When publishing advice on how to sleep through the night, the Division of Sleep Medicine at Harvard Medical School explained that one of the biggest differences is that our sleep cycles change as we get older, and people spend more time in the lighter stages of sleep. Lighter sleep also means you might wake up more easily to sounds or temperature changes in your bedroom. 

"Research has shown that your sleep needs stay constant throughout adulthood," explained Dr. Lawrence Epstein, Associate Physician with the Division of Sleep and Circadian Disorders at Brigham and Women's Hospital. "Instead, it's your sleep patterns that change, and that is what can interfere with sleep quality."

Is it possible to sleep through the night without waking?

Some people tend to wake up during the night more often than others and take a while to fall back asleep again, while others wake up briefly between sleep cycles then fall asleep quickly. If you are frequently waking during sleep and find it difficult to go back to sleep quickly, it’s time to speak to your doctor. 

Frequent waking during the night could be a sign of underlying health conditions including sleep apnea and depression. It could also be a side effect from taking certain medications or from drinking too much caffeine throughout the day. In fact, Sleep Education tells us that caffeine has a half-life of up to five hours, so that late afternoon cappuccino could be the culprit behind your disturbed snooze.

To sleep for longer at night, limit your water intake before you go to bed to avoid a full bladder, give caffeine after midday a large swerve, and ease yourself into a frame of mind more ready for sleep by adopting a relaxing bedtime routine. This could include firing up a meditation app, doing some deep breathing exercises or yoga nidra before bed, or soothing tense muscles with a handheld massager

How much sleep is too much – is 9, 10 or 12 hours too much?

The CDC tells us that different age groups require different amounts of sleep. Most adults tend to need around seven to nine hours sleep. Sometimes people sleep more if they’re pregnant, unwell or taking certain types of medication. But if adults regularly sleep too much it can also lead to health problems, including headaches and heart disease.

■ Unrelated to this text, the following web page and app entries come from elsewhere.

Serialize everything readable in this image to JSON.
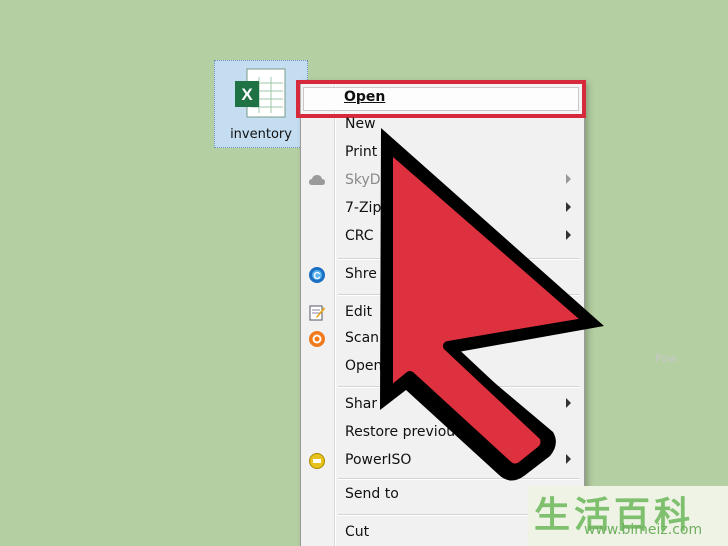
{
  "desktop_icon": {
    "label": "inventory",
    "file_letter": "X"
  },
  "menu": {
    "open_label": "Open",
    "items": [
      {
        "label": "New",
        "icon": "",
        "submenu": false,
        "disabled": false
      },
      {
        "label": "Print",
        "icon": "",
        "submenu": false,
        "disabled": false
      },
      {
        "label": "SkyD",
        "icon": "cloud-icon",
        "submenu": true,
        "disabled": true
      },
      {
        "label": "7-Zip",
        "icon": "",
        "submenu": true,
        "disabled": false
      },
      {
        "label": "CRC",
        "icon": "",
        "submenu": true,
        "disabled": false
      },
      {
        "label": "Shre",
        "icon": "ccleaner-icon",
        "submenu": false,
        "disabled": false
      },
      {
        "label": "Edit",
        "icon": "notepad-edit-icon",
        "submenu": false,
        "disabled": false
      },
      {
        "label": "Scan",
        "icon": "avast-icon",
        "submenu": false,
        "disabled": false
      },
      {
        "label": "Open",
        "icon": "",
        "submenu": false,
        "disabled": false
      },
      {
        "label": "Shar",
        "icon": "",
        "submenu": true,
        "disabled": false
      },
      {
        "label": "Restore previous vers",
        "icon": "",
        "submenu": false,
        "disabled": false
      },
      {
        "label": "PowerISO",
        "icon": "poweriso-icon",
        "submenu": true,
        "disabled": false
      },
      {
        "label": "Send to",
        "icon": "",
        "submenu": true,
        "disabled": false
      },
      {
        "label": "Cut",
        "icon": "",
        "submenu": false,
        "disabled": false
      }
    ]
  },
  "watermark": {
    "chars": "生活百科",
    "url": "www.bimeiz.com"
  },
  "ghost_text": "Pow",
  "colors": {
    "highlight": "#d62a3c",
    "background": "#b4cfa2",
    "excel_green": "#1f7244"
  }
}
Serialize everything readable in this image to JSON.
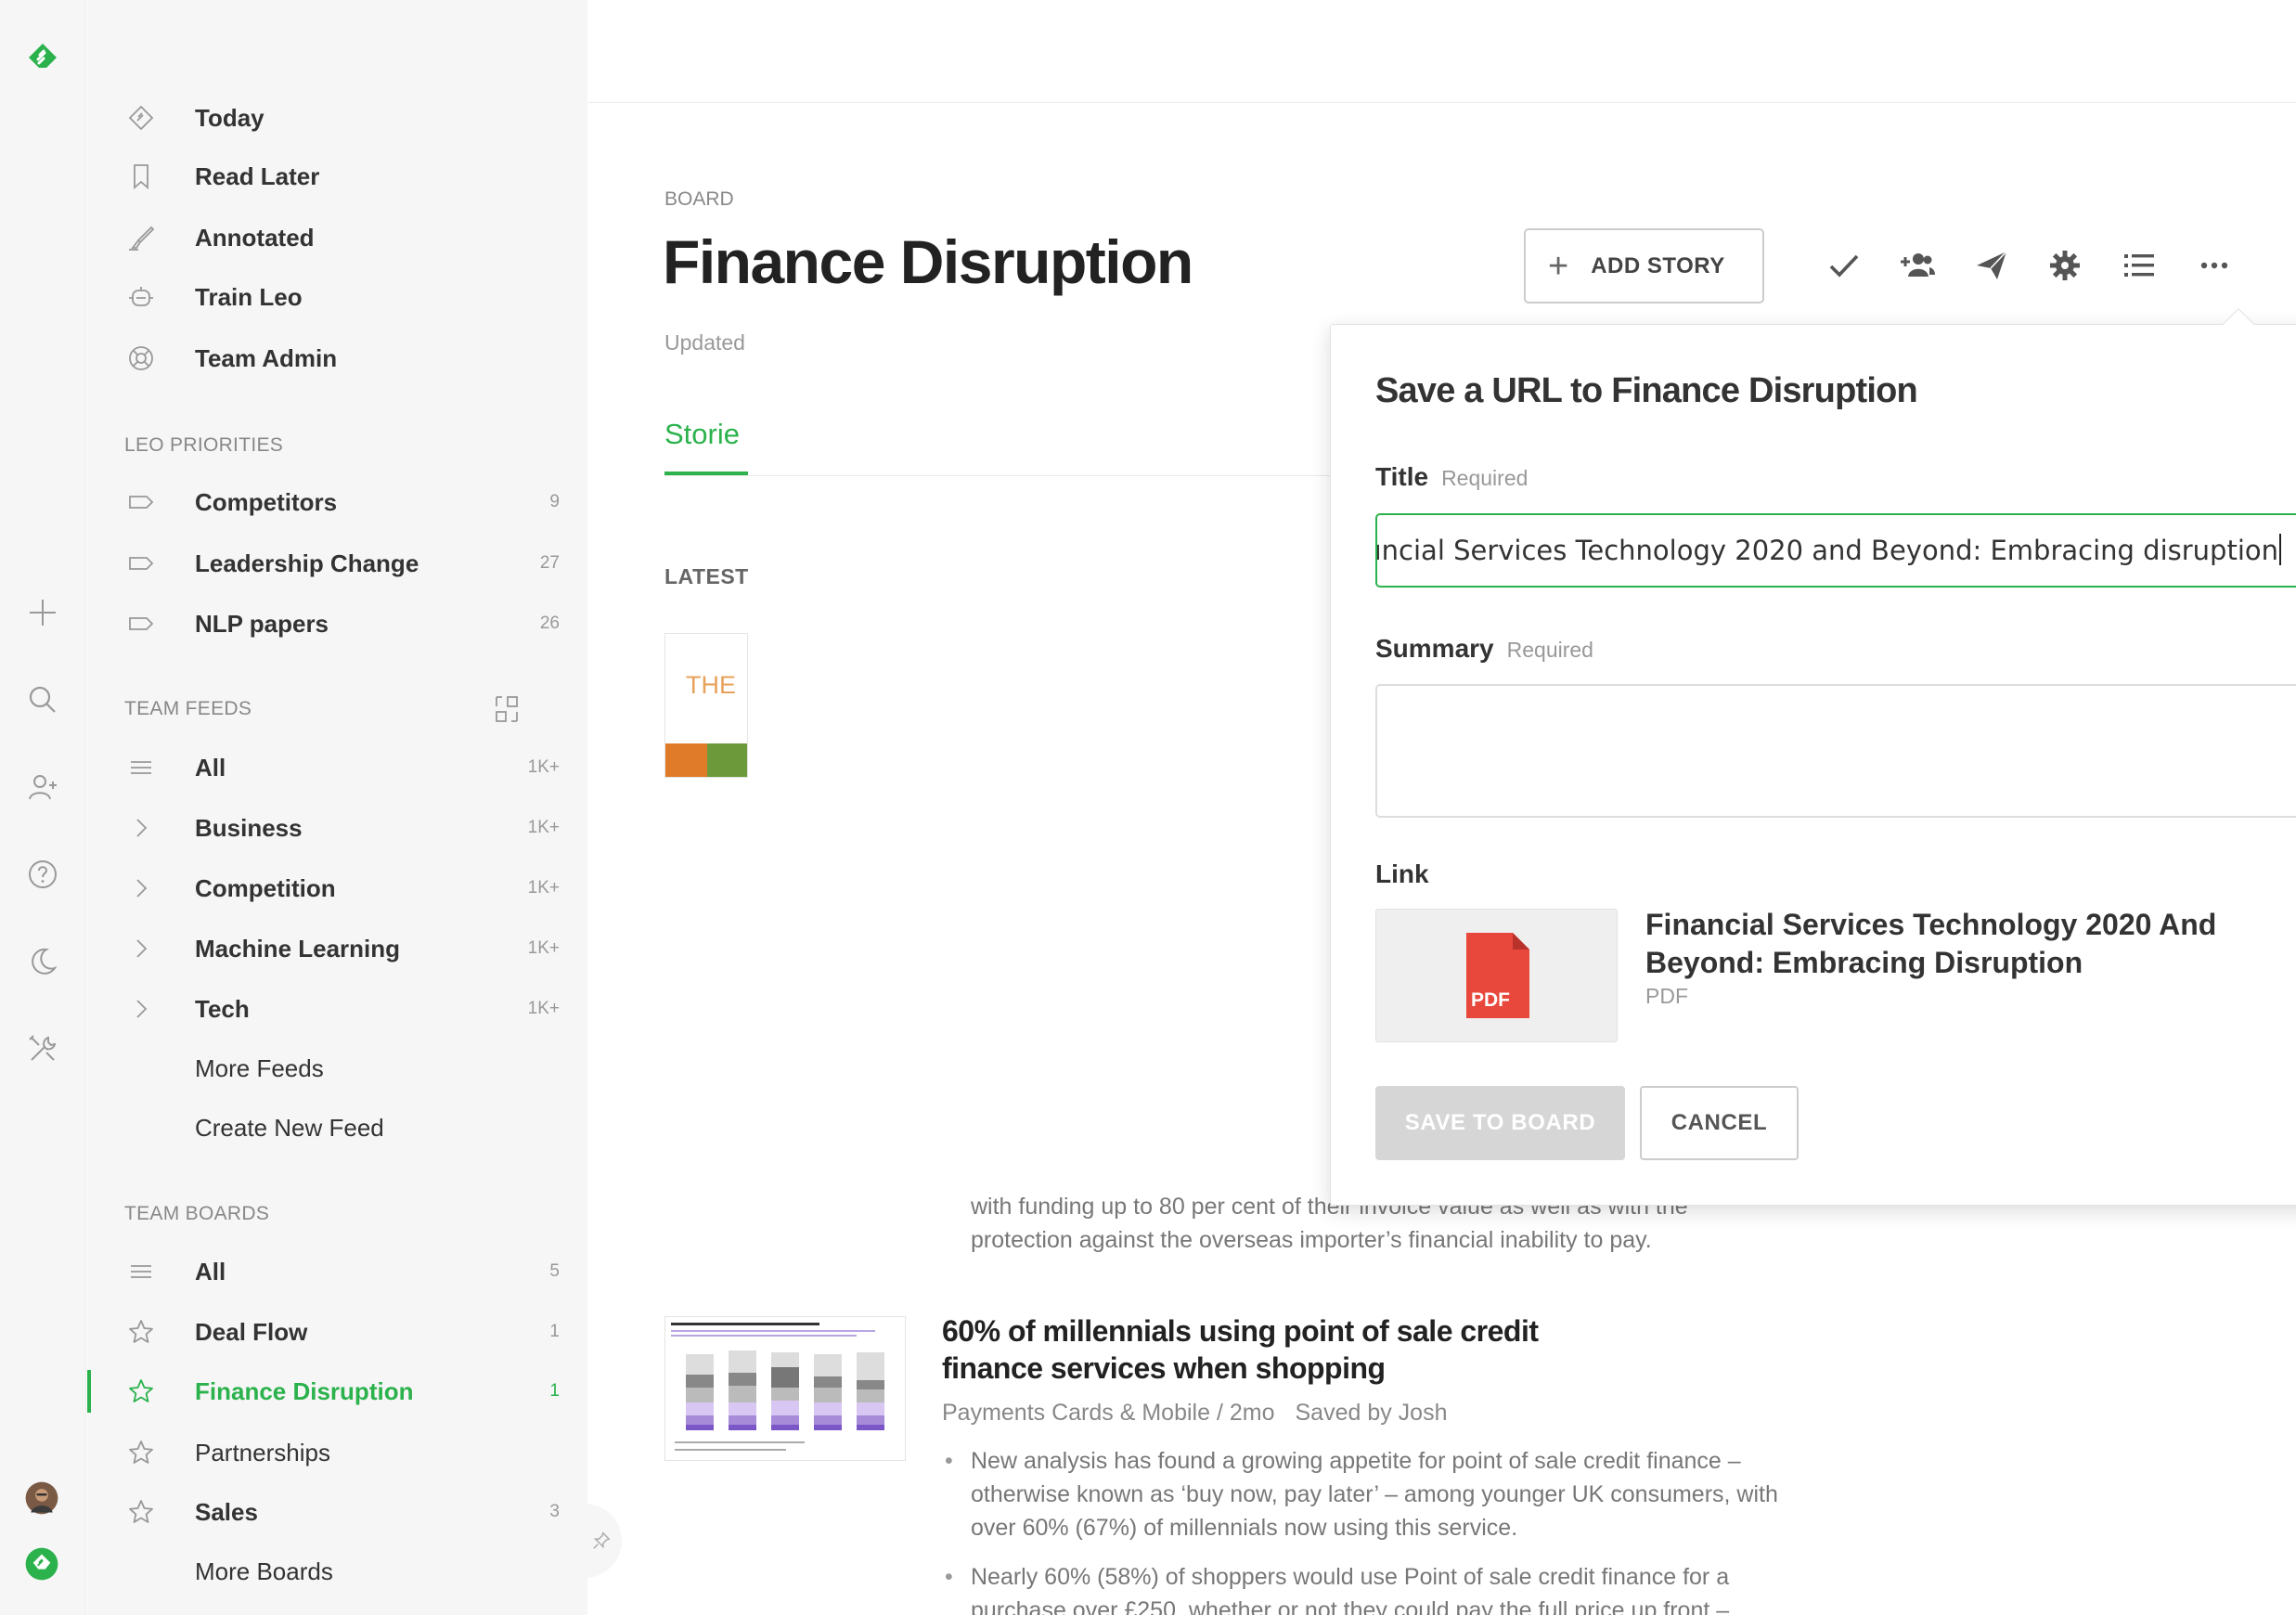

If you oversleep occasionally, there’s nothing to worry about. But regular oversleeping could be the sign of an underlying health condition, such as depression. If you often find yourself sleeping for longer than the recommended amount for your age range, you should see a doctor.

There are various brands running Sleep Week sales. To see how much you could save, check out our roundups of the best Purple mattress deals and discounts, the latest Casper mattress deals, and the best Saatva mattress discounts. To get you started, we’ve also included the latest prices on some popular brands below.